By Brian George
The vast, non-local web of correspondences is no bigger and no smaller than one circle in a field
“Eyes and ears are bad witnesses, especially if we have souls that do not understand their language.”—Heraclitus, Fragment 5
Septagenetic wrote, “Stu's comment questions why it is so hard for people to believe in the capabilities of humans to create even somewhat miraculous things. I think this is a VERY relevant question. Perhaps even the crux of the debate.”
AgneyastraWeapon wrote, “Crop Circles have been mystified in order to manufacture doubt regarding their human origins. The only debate we ever really see is the one that infers that some crop circles are too difficult or too complex for human beings to make.”
In the study of classical rhetoric, this would be referred to as an “argument by straw man.”
You set up a straw man, then you knock him down.
Who anywhere on this forum or this site is arguing that humans cannot “create even somewhat miraculous things”? Not me—who believes that a now lost world-maritime culture was once far more sophisticated than our own, that the Seven Rishis could control the weather, that all megalithic sites were constructed as the nerve-nodes of one geomagnetic grid, and that the Earth itself could be imagined as a kind of man-made ship.
This is actually how I spend most of my free time during the week—in attempting to conceive of and then create a few “somewhat miraculous things.”
Many skeptical reductionist arguments have the tone of aggrieved religious fervor. “What have you got against us humans, aren't we creative or pure and good enough in our intentions?” sounds much like, “Why do you think that Jesus Christ can’t save you?” But Crop Circle Making is not some sort of Olympic competition, with Humans on one team and Aliens on the other.
No, what many if not most serious researchers are saying is that the evidence does not point to a human origin for the circles, but that it does point to their “other-than-human” origin—however this might be understood.
In comments such as these, it amazes me to see how the poster will first claim to be “scientific,” and then immediately proceed to shout, “The Earth is flat!
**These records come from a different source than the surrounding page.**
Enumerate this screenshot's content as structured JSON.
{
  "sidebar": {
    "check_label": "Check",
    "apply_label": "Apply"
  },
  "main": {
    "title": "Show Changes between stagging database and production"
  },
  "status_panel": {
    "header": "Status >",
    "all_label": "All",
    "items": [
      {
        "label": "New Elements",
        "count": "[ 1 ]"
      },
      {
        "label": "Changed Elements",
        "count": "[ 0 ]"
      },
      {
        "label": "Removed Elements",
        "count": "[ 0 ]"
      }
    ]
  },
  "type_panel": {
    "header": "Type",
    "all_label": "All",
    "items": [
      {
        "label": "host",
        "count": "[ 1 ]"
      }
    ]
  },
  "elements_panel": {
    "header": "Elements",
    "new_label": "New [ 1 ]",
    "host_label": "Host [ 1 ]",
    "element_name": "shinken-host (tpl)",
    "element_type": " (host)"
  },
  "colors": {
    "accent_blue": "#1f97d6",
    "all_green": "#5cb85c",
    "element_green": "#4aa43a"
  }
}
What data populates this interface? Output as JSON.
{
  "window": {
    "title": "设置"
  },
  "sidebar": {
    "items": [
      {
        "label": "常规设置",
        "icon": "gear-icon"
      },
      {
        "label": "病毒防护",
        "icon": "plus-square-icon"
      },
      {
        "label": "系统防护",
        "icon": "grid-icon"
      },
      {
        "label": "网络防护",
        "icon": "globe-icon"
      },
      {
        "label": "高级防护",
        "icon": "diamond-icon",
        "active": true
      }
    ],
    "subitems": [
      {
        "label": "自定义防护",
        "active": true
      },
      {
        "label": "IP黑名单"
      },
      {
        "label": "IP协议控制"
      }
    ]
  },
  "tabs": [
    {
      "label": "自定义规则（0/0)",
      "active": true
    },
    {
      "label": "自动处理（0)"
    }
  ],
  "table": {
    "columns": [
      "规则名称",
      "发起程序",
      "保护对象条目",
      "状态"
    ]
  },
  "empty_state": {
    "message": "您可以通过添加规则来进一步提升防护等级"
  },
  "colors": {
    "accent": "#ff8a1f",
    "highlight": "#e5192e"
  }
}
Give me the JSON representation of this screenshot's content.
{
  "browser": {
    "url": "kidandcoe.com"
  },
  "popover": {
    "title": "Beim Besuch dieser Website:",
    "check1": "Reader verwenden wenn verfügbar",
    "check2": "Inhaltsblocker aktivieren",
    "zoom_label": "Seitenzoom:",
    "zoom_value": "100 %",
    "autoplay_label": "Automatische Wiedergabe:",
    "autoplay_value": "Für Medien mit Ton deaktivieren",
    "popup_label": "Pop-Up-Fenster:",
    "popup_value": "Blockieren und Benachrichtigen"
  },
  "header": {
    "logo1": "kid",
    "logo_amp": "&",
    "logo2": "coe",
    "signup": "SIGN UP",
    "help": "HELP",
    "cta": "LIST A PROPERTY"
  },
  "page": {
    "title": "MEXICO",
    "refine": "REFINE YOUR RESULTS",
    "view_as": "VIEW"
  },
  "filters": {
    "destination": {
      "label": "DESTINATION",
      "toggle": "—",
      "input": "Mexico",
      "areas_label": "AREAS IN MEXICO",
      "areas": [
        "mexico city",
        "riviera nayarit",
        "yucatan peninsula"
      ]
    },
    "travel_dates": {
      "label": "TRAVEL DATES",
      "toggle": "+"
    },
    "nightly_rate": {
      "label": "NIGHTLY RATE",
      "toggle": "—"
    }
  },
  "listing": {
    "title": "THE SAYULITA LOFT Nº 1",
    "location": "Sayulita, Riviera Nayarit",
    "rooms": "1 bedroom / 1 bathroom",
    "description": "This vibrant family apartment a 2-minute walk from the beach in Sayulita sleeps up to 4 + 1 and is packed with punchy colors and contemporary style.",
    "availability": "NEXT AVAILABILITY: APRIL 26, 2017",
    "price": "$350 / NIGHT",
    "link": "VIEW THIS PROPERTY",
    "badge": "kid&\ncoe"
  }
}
And we know this because the Earth is flat!” What I do not see is any step by step examination of the evidence. No arguments are put forth to counter those of the author—in this case Red Collie, an actual scientist.
So much effort to run as if in a straight line through a maze, in order to arrive at the exact point where one started.
Science follows where the evidence determines that it should go—however radical must be the change in its concepts or its methodology. If humans were to suddenly remember where they came from, and how strange and powerful and paradoxical that place of origin is, then the whole of the human/ alien controversy would fade into irrelevance.
Transpersonal memory does not allow one be “safe.”
Do not seek—for you will find what has been planted on the Earth. The true investigator does not invest the whole of his Ego in one outcome. He is curious, and never knows for sure what horizon the next fact may open up.